BladeCenter
BladeCenter T chassis with blades
Source: IBM

The JS20 blade will be available in July, starting at $2,259 for a blade with two PowerPC 970 processors and 512 megabytes of memory. The product should be another feather in IBM's blade server cap, which has a chokehold on 39 percent of the market, according to IDC.

IBM also gave its Integrated Platform for Telecommunications (IPT) software stack a boost.

IBM is now offering the software, which integrates Linux on BladeCenter T to fuel applications like Voice over IP , with high-availability middleware from Motorola, Fujitsu Siemens and Clovis. Motorola is also developing a VoIP blade for IBM's BladeCenter.

IBM made the announcements at the Supercomm show in Chicago, where several companies are on hand to tout their wares for telcos, a huge money-making market for high-tech businesses.

In related news, XML security, integration and accelerator outfit DataPower unveiled a new networking blade geared toward speed up XML content in IBM's BladeCenter T for telcos.

The new product should help service providers rout and secure XML Web services messages, according to DataPower founder and CTO Eugene Kuznetsov.

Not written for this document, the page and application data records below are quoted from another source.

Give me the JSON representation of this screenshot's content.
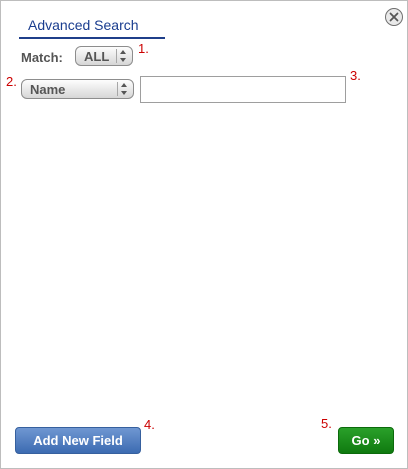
{
  "header": {
    "title": "Advanced Search",
    "close_icon": "close-icon"
  },
  "match": {
    "label": "Match:",
    "selected": "ALL"
  },
  "field_row": {
    "selected_field": "Name",
    "value": ""
  },
  "buttons": {
    "add_new_field": "Add New Field",
    "go": "Go »"
  },
  "annotations": {
    "n1": "1.",
    "n2": "2.",
    "n3": "3.",
    "n4": "4.",
    "n5": "5."
  },
  "colors": {
    "title": "#1a3d8f",
    "annotation": "#cc0000",
    "add_button": "#4a78be",
    "go_button": "#1a8a1a"
  }
}
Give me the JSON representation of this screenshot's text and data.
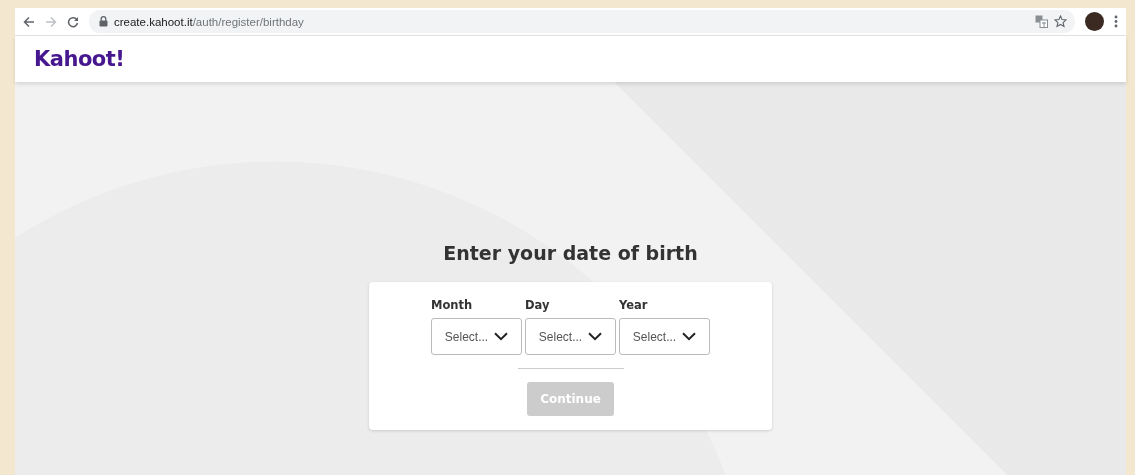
{
  "browser": {
    "url": {
      "host": "create.kahoot.it",
      "path": "/auth/register/birthday"
    }
  },
  "header": {
    "logo": "Kahoot!"
  },
  "form": {
    "title": "Enter your date of birth",
    "fields": [
      {
        "label": "Month",
        "placeholder": "Select..."
      },
      {
        "label": "Day",
        "placeholder": "Select..."
      },
      {
        "label": "Year",
        "placeholder": "Select..."
      }
    ],
    "continue_button": {
      "label": "Continue",
      "disabled": true
    }
  }
}
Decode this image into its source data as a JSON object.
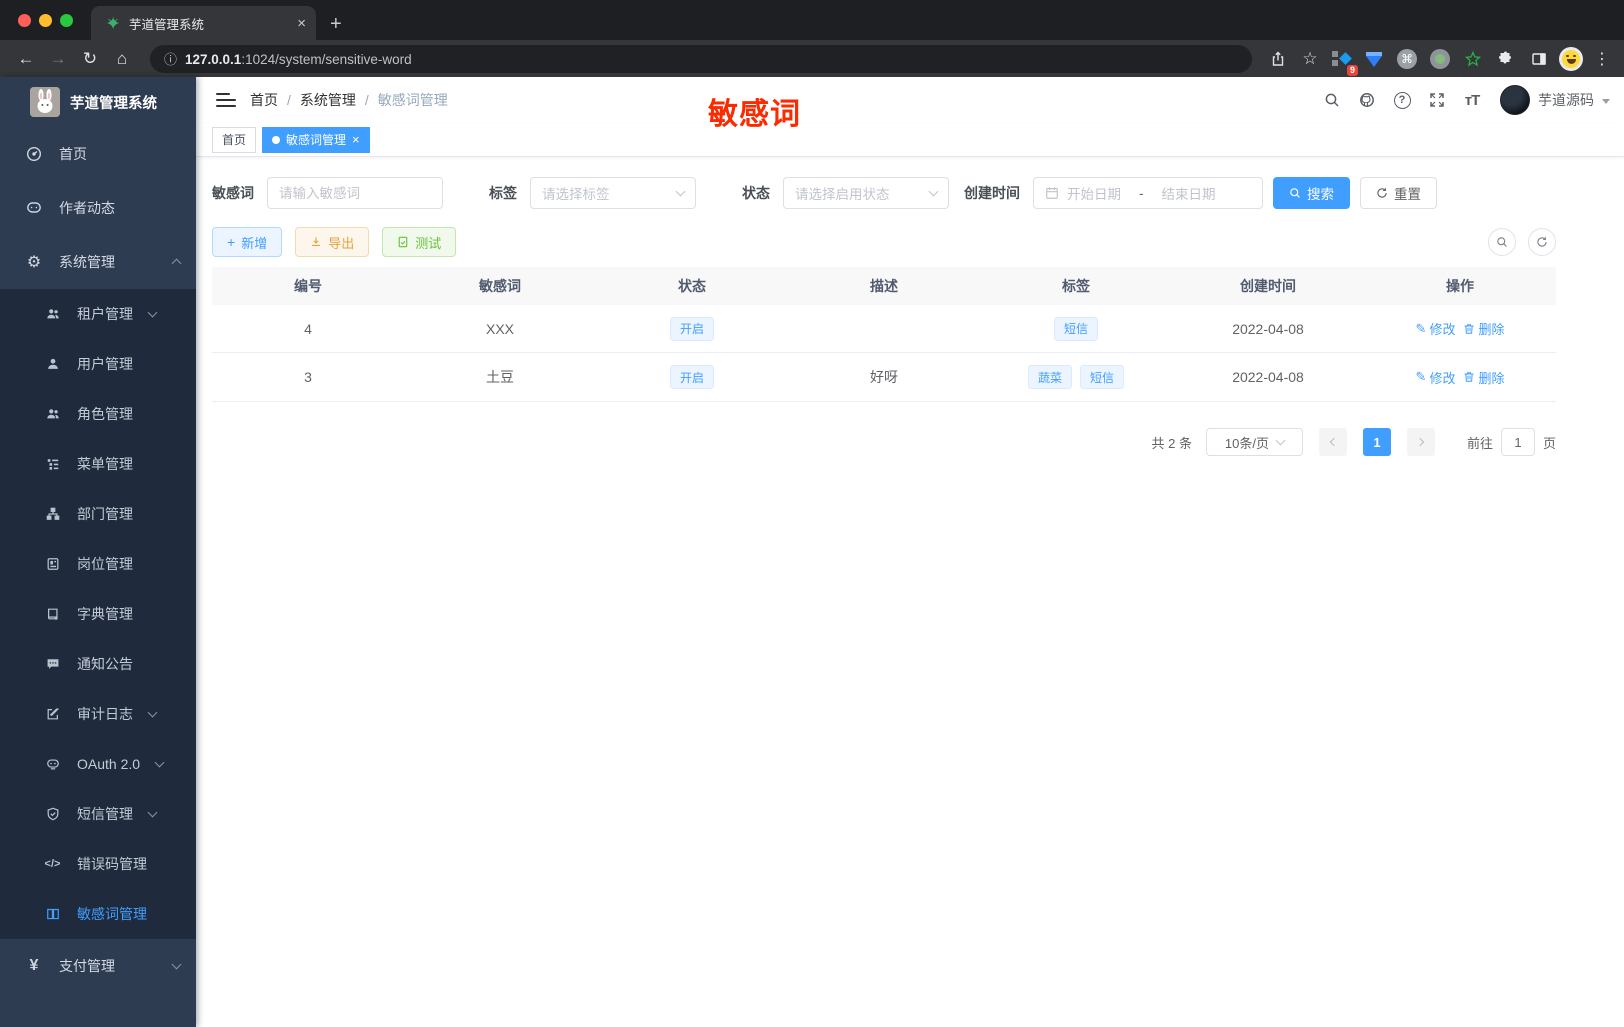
{
  "colors": {
    "accent": "#409eff",
    "annotation_red": "#fb2b01",
    "sidebar_bg": "#2e3c51",
    "submenu_bg": "#1f2b3c",
    "tag_bg": "#ecf5ff"
  },
  "browser": {
    "tab_title": "芋道管理系统",
    "url_host": "127.0.0.1",
    "url_rest": ":1024/system/sensitive-word",
    "ext_badge": "9"
  },
  "icons": {
    "back": "←",
    "forward": "→",
    "reload": "↻",
    "home": "⌂",
    "info": "ⓘ",
    "star": "☆",
    "dots": "⋮",
    "command": "⌘",
    "close": "×",
    "newtab": "+",
    "plus": "+",
    "gear": "⚙",
    "yen": "¥",
    "code": "</>",
    "pencil": "✎",
    "question": "?",
    "font_size": "тT"
  },
  "sidebar": {
    "logo_title": "芋道管理系统",
    "top_items": [
      "首页",
      "作者动态",
      "系统管理"
    ],
    "sub_items": [
      "租户管理",
      "用户管理",
      "角色管理",
      "菜单管理",
      "部门管理",
      "岗位管理",
      "字典管理",
      "通知公告",
      "审计日志",
      "OAuth 2.0",
      "短信管理",
      "错误码管理",
      "敏感词管理"
    ],
    "bottom_items": [
      "支付管理"
    ]
  },
  "navbar": {
    "breadcrumb": [
      "首页",
      "系统管理",
      "敏感词管理"
    ],
    "separator": "/",
    "username": "芋道源码",
    "annotation": "敏感词"
  },
  "tags": [
    {
      "label": "首页"
    },
    {
      "label": "敏感词管理"
    }
  ],
  "filters": {
    "keyword_label": "敏感词",
    "keyword_placeholder": "请输入敏感词",
    "tag_label": "标签",
    "tag_placeholder": "请选择标签",
    "status_label": "状态",
    "status_placeholder": "请选择启用状态",
    "date_label": "创建时间",
    "date_start": "开始日期",
    "date_separator": "-",
    "date_end": "结束日期",
    "search_label": "搜索",
    "reset_label": "重置"
  },
  "toolbar": {
    "add_label": "新增",
    "export_label": "导出",
    "test_label": "测试"
  },
  "table": {
    "columns": [
      "编号",
      "敏感词",
      "状态",
      "描述",
      "标签",
      "创建时间",
      "操作"
    ],
    "rows": [
      {
        "id": "4",
        "word": "XXX",
        "status": "开启",
        "desc": "",
        "tags": [
          "短信"
        ],
        "created": "2022-04-08",
        "edit": "修改",
        "delete": "删除"
      },
      {
        "id": "3",
        "word": "土豆",
        "status": "开启",
        "desc": "好呀",
        "tags": [
          "蔬菜",
          "短信"
        ],
        "created": "2022-04-08",
        "edit": "修改",
        "delete": "删除"
      }
    ]
  },
  "pagination": {
    "total": "共 2 条",
    "page_size": "10条/页",
    "current_page": "1",
    "goto_prefix": "前往",
    "goto_value": "1",
    "goto_suffix": "页"
  }
}
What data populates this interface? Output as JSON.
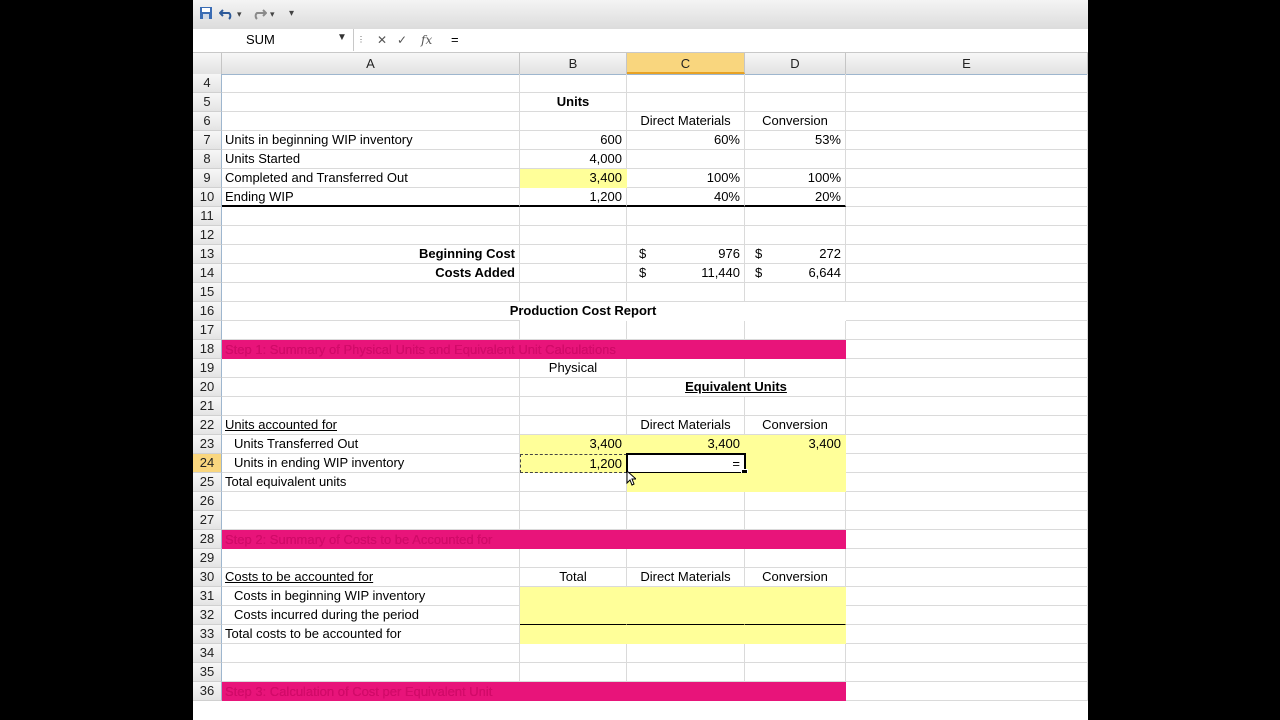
{
  "toolbar": {
    "save_icon": "save-icon",
    "undo_icon": "undo-icon",
    "redo_icon": "redo-icon",
    "customize_label": "▾"
  },
  "formula_bar": {
    "name_box": "SUM",
    "cancel": "✕",
    "enter": "✓",
    "fx": "fx",
    "formula": "="
  },
  "columns": [
    "A",
    "B",
    "C",
    "D",
    "E"
  ],
  "selected_column": "C",
  "rows": {
    "r4": {
      "num": "4"
    },
    "r5": {
      "num": "5",
      "b": "Units"
    },
    "r6": {
      "num": "6",
      "c": "Direct Materials",
      "d": "Conversion"
    },
    "r7": {
      "num": "7",
      "a": "Units in beginning WIP inventory",
      "b": "600",
      "c": "60%",
      "d": "53%"
    },
    "r8": {
      "num": "8",
      "a": "Units Started",
      "b": "4,000"
    },
    "r9": {
      "num": "9",
      "a": "Completed and Transferred Out",
      "b": "3,400",
      "c": "100%",
      "d": "100%"
    },
    "r10": {
      "num": "10",
      "a": "Ending WIP",
      "b": "1,200",
      "c": "40%",
      "d": "20%"
    },
    "r11": {
      "num": "11"
    },
    "r12": {
      "num": "12"
    },
    "r13": {
      "num": "13",
      "a": "Beginning Cost",
      "c_cur": "$",
      "c": "976",
      "d_cur": "$",
      "d": "272"
    },
    "r14": {
      "num": "14",
      "a": "Costs Added",
      "c_cur": "$",
      "c": "11,440",
      "d_cur": "$",
      "d": "6,644"
    },
    "r15": {
      "num": "15"
    },
    "r16": {
      "num": "16",
      "title": "Production Cost Report"
    },
    "r17": {
      "num": "17"
    },
    "r18": {
      "num": "18",
      "band": "Step 1: Summary of Physical Units and Equivalent Unit Calculations"
    },
    "r19": {
      "num": "19",
      "b": "Physical"
    },
    "r20": {
      "num": "20",
      "cd": "Equivalent Units"
    },
    "r21": {
      "num": "21"
    },
    "r22": {
      "num": "22",
      "a": "Units accounted for",
      "c": "Direct Materials",
      "d": "Conversion"
    },
    "r23": {
      "num": "23",
      "a": "Units Transferred Out",
      "b": "3,400",
      "c": "3,400",
      "d": "3,400"
    },
    "r24": {
      "num": "24",
      "a": "Units in ending WIP inventory",
      "b": "1,200",
      "c": "="
    },
    "r25": {
      "num": "25",
      "a": "Total equivalent units"
    },
    "r26": {
      "num": "26"
    },
    "r27": {
      "num": "27"
    },
    "r28": {
      "num": "28",
      "band": "Step 2: Summary of Costs to be Accounted for"
    },
    "r29": {
      "num": "29"
    },
    "r30": {
      "num": "30",
      "a": "Costs to be accounted for",
      "b": "Total",
      "c": "Direct Materials",
      "d": "Conversion"
    },
    "r31": {
      "num": "31",
      "a": "Costs in beginning WIP inventory"
    },
    "r32": {
      "num": "32",
      "a": "Costs incurred during the period"
    },
    "r33": {
      "num": "33",
      "a": "Total costs to be accounted for"
    },
    "r34": {
      "num": "34"
    },
    "r35": {
      "num": "35"
    },
    "r36": {
      "num": "36",
      "band": "Step 3: Calculation of Cost per Equivalent Unit"
    }
  }
}
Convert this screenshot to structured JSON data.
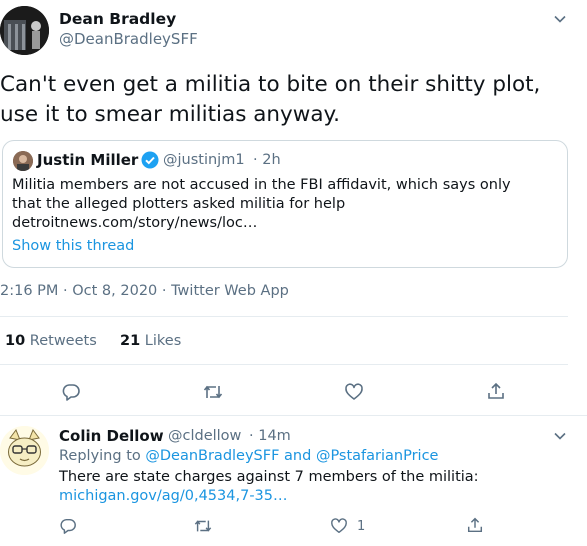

DataPower's XML-driving chips support IBM's various middleware products, including WebSphere, Tivoli, and resources from Big Blue's Autonomic computing endeavors. Kuznetsov said DataPower's hardware can support and help deploy service-oriented architecture services in a BladeCenter T chassis.

"Telcos are really waking up to the fact that having a Web services and SOAP-based message network is an area where they could offer a really high margin," Kuznetsov said.

The XML networking blades for BladeCenter T are the newest members of DataPower's product family, which includes the XA35 XML accelerator, the XS40 XML security gateway, the XI50 XML integration appliance and the XG4 XML chipset for OEMs.